By Pat Louise The morning of Sept. 11, 2001, Edward Porter Felt boarded a plane intending to do a quick business trip in San Francisco.
Felt, a Clinton Central School Class of 1977 graduate and two months shy of his 42nd birthday, had arranged the trip the day before. He never made it to San Francisco; instead, he, 32 other passengers, seven crew members and four hijackers died when United Flight 93 crashed in a field in Pennsylvania.
Nineteen years later, Felt will be given a permanent memorial in the Clinton Foundation Memorial Brick Garden on the school grounds. An engraved bench and a stone from the field in Shanksville will be part of the dedication unveiling Friday, Sept. 11 at 6 p.m.
Bill Huther, Paul Reilly, Peter Goodfriend and Skip Beardsall, with support and input from Clinton Superintendent Steve Grimm, have led the effort to remember Felt with a memorial in the Brick Garden. Felt’s mother, Shirley, and brother Gordon, have also been involved.
Huther and Reilly said last week the original dedication plan has to be scaled back due to Covid-19 restrictions. The ceremony will include local veterans groups and fire departments, speakers and music from Clinton students. Gordon Felt, who as president of the Families of Flight 93 group helped lead the effort for the memorial in Pennsylvania, will be the featured speaker.
The day will begin with four calls of the Clinton Fire Department whistle to mark the times the four planes crashed:
8:46:40: Flight 11 crashes into the north face of the North Tower of the World Trade Center, between floors 93 and 99. The aircraft enters the tower intact.
9:02:57: Flight 175 crashes into the south face of the South Tower of the World Trade Center, between floors 77 and 85. 9:37:46: Flight 77 crashes into the western side of The Pentagon.
10:03:11: Flight 93 is crashed by its hijackers as a result of passengers, including Felt, attempting to enter the cockpit. After the 10:03 whistle, Stone Church will play the Dr. Sam Pellman composition “Tower of Voices”. St. James and St. Mary's churches will sound their bells for 30 seconds.
Pellman, a professor of music at Hamilton College at the time of his death in November 2017, designed the pitch for the Flight 93 National Memorial Tower of Voices, a 93-foot tall tribute that includes 40 wind chimes.
Huther said the whistle and bells will be a reminder of what happened 19 years ago. “It’s a time to reflect on that morning,’’ he said.
He and Reilly said the plans for a scholarship in Felt’s name have been delayed because of the coronavirus. The dedication in the Brick Garden will be the kickoff to spend the next year raising money for what the committee hopes is an annual scholarship to a Clinton student.

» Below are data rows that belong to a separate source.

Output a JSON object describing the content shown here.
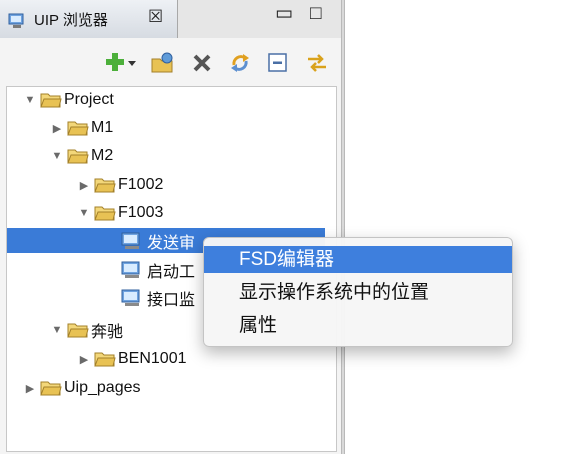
{
  "view": {
    "tab_title": "UIP 浏览器",
    "close_glyph": "☒",
    "minimize_glyph": "▭",
    "maximize_glyph": "□"
  },
  "toolbar": {
    "buttons": [
      "add-dropdown-icon",
      "open-folder-icon",
      "delete-icon",
      "refresh-icon",
      "collapse-all-icon",
      "link-editor-icon"
    ]
  },
  "tree": {
    "nodes": [
      {
        "label": "Project",
        "type": "folder",
        "state": "expanded"
      },
      {
        "label": "M1",
        "type": "folder",
        "state": "collapsed"
      },
      {
        "label": "M2",
        "type": "folder",
        "state": "expanded"
      },
      {
        "label": "F1002",
        "type": "folder",
        "state": "collapsed"
      },
      {
        "label": "F1003",
        "type": "folder",
        "state": "expanded"
      },
      {
        "label": "发送审",
        "type": "page",
        "state": "selected"
      },
      {
        "label": "启动工",
        "type": "page",
        "state": "leaf"
      },
      {
        "label": "接口监",
        "type": "page",
        "state": "leaf"
      },
      {
        "label": "奔驰",
        "type": "folder",
        "state": "expanded"
      },
      {
        "label": "BEN1001",
        "type": "folder",
        "state": "collapsed"
      },
      {
        "label": "Uip_pages",
        "type": "folder",
        "state": "collapsed"
      }
    ]
  },
  "context_menu": {
    "items": [
      "FSD编辑器",
      "显示操作系统中的位置",
      "属性"
    ],
    "active_index": 0
  },
  "colors": {
    "selection": "#3a7bd7",
    "menu_highlight": "#3e7fdd",
    "folder": "#e8c254"
  }
}
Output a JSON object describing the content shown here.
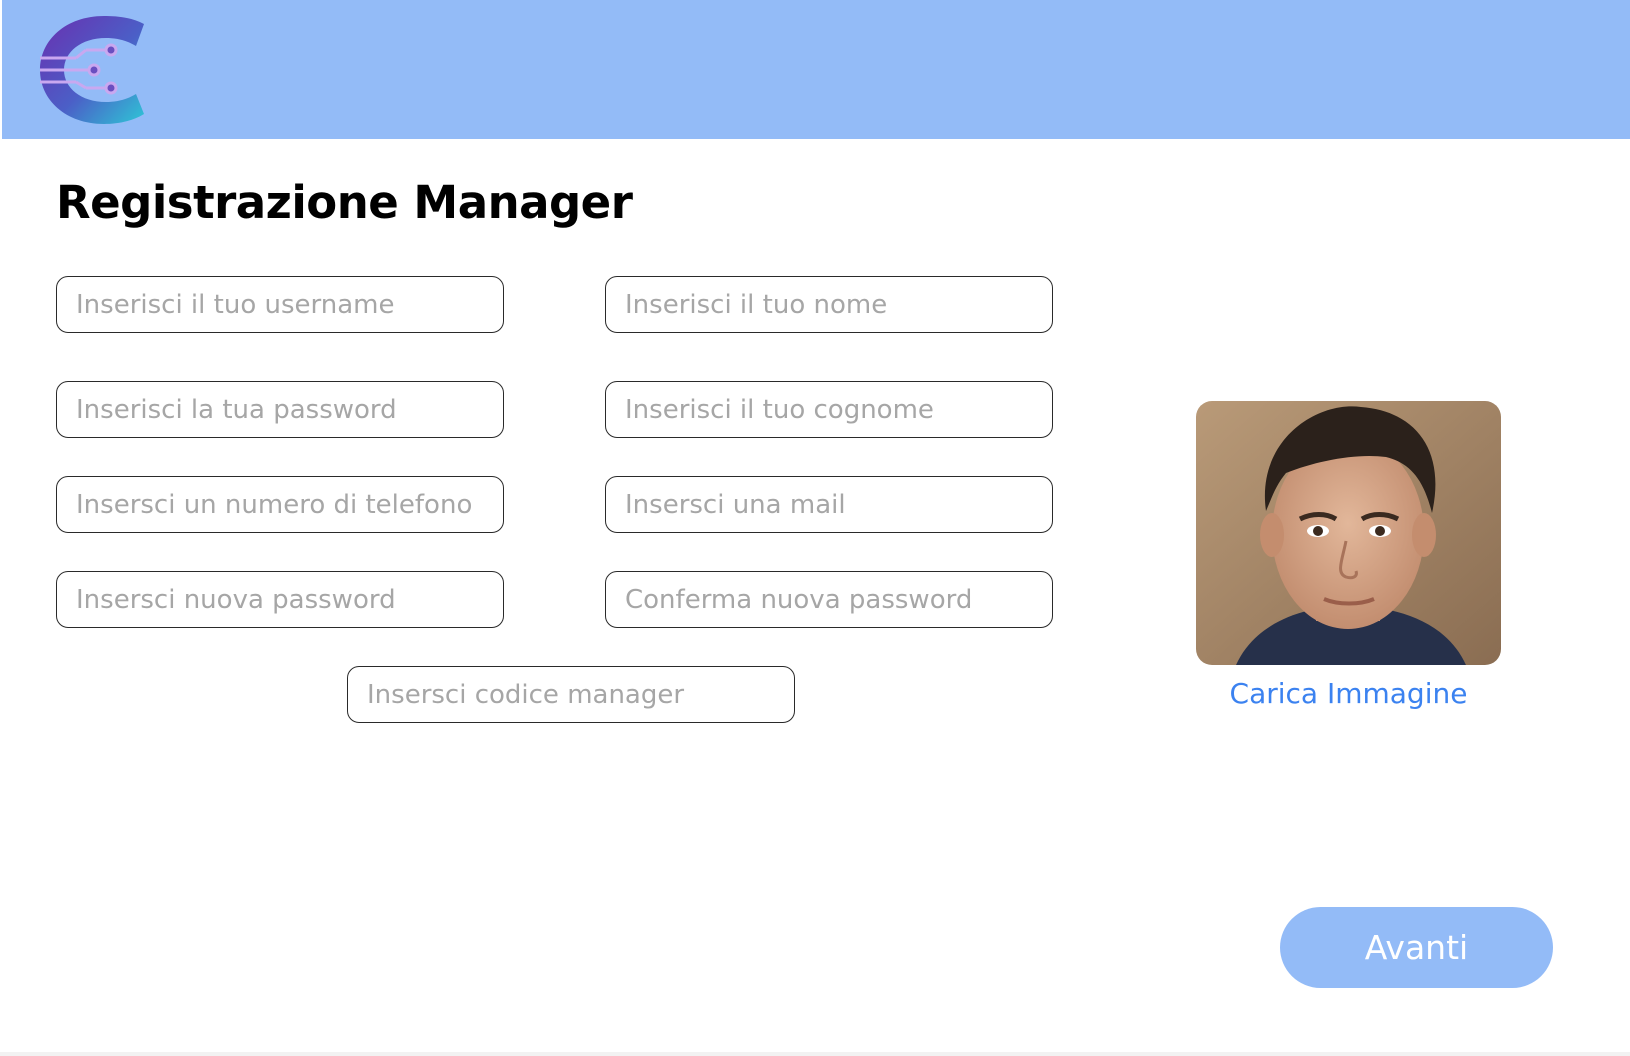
{
  "header": {
    "logo_icon": "circuit-c-logo-icon",
    "background_color": "#93bbf7"
  },
  "page": {
    "title": "Registrazione Manager"
  },
  "form": {
    "username_placeholder": "Inserisci il tuo username",
    "nome_placeholder": "Inserisci il tuo nome",
    "password_placeholder": "Inserisci la tua password",
    "cognome_placeholder": "Inserisci il tuo cognome",
    "telefono_placeholder": "Insersci un numero di telefono",
    "mail_placeholder": "Insersci una mail",
    "new_password_placeholder": "Insersci nuova password",
    "confirm_password_placeholder": "Conferma nuova password",
    "manager_code_placeholder": "Insersci codice manager"
  },
  "profile": {
    "upload_label": "Carica Immagine",
    "link_color": "#3b82f0"
  },
  "actions": {
    "next_label": "Avanti",
    "button_color": "#93bbf7"
  }
}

“We’re giving ourselves a year to do that,’’ Huther said. “We’ll have it be part of the 2021 Sept. 11 tribute, which is the 20th anniversary.’’
Despite the regulations from the pandemic, Friday’s event will be a special one, Reilly said. “It’s going to be nice,’’ he said, “and a good way to honor a hero.’’
Felt and others aboard Flight 93, having heard about the crashes into the World Trade Center Towers and Pentagon, tried to regain control of the plane from the terrorists. Their heroic efforts were recorded in phone calls made from the plane. The 9/11 Commission believed that Flight 93's target was either the United States Capitol building or the White House in Washington, D.C.
Grimm said the memorial gives a visual reminder of the many sacrifices made that day and how the community is meaningfully connected to it through Edward Felt. “We will be able to use this memorial to help educate future generations about September 11th, and about how we come together as a community and nation to recognize and celebrate our heroes; in this case, one of our own, Edward Porter Felt,” Grimm said in a statement.
Donations can be made to support the Memorial and the Felt scholarship by sending a check to the CCSD Foundation, PO Box 215, Clinton, NY 13323 or make a donation at the Foundation website, ccs.edu/domain/28